### EXERCISE DETAILS
In how many lines of the listing does the word "settings" appear? Reply with the number only.

### INPUT MATERIAL
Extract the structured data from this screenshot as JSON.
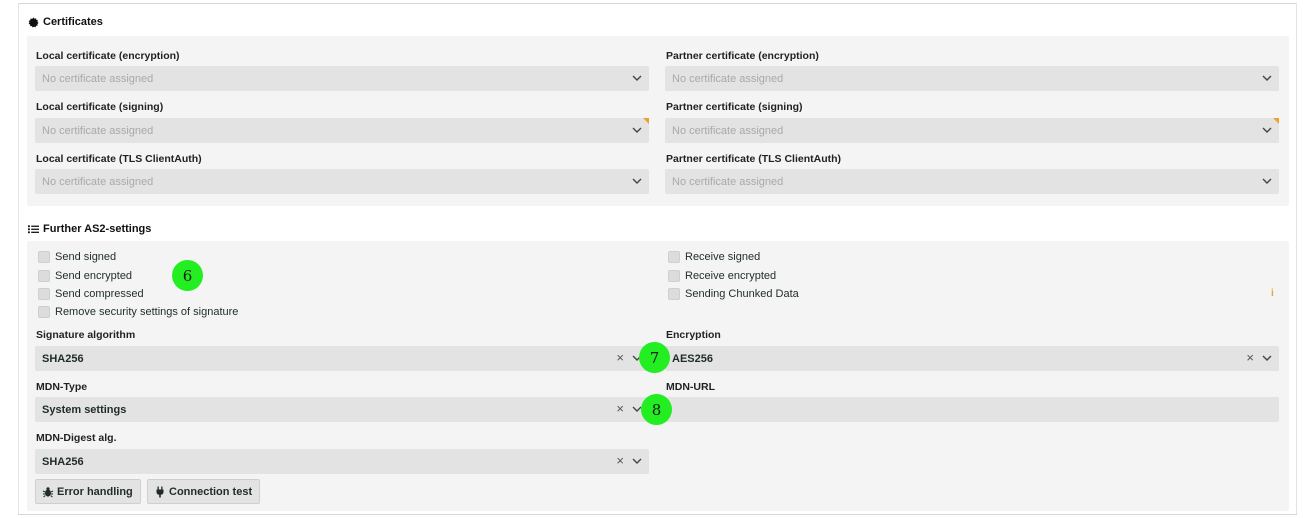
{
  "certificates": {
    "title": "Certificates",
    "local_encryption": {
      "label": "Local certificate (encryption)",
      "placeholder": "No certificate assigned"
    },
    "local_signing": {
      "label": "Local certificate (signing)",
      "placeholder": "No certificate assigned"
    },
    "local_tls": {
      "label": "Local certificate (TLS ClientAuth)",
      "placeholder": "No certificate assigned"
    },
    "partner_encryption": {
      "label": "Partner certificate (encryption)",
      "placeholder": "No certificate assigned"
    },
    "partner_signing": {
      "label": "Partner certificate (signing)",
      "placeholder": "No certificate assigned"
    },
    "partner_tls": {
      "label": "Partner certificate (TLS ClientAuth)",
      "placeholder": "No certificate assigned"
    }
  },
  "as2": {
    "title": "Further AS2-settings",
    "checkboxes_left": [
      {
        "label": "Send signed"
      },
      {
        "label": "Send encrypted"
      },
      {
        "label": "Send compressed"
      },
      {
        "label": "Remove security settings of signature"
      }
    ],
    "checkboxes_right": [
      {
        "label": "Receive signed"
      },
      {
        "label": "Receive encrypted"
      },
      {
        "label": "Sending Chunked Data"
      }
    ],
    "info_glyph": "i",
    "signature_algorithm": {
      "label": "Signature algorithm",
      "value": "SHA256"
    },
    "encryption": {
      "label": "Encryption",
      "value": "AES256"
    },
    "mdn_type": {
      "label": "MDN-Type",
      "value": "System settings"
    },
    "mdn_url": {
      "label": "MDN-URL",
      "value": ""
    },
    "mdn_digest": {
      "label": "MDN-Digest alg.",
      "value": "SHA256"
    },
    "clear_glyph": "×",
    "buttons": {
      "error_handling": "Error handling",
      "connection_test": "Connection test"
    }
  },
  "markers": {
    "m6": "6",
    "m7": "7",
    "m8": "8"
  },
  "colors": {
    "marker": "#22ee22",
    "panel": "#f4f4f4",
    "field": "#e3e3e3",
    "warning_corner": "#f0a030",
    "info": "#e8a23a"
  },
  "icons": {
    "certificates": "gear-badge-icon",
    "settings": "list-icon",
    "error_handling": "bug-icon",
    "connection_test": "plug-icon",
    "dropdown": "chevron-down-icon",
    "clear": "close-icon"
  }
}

### REPLY TO THE TASK
4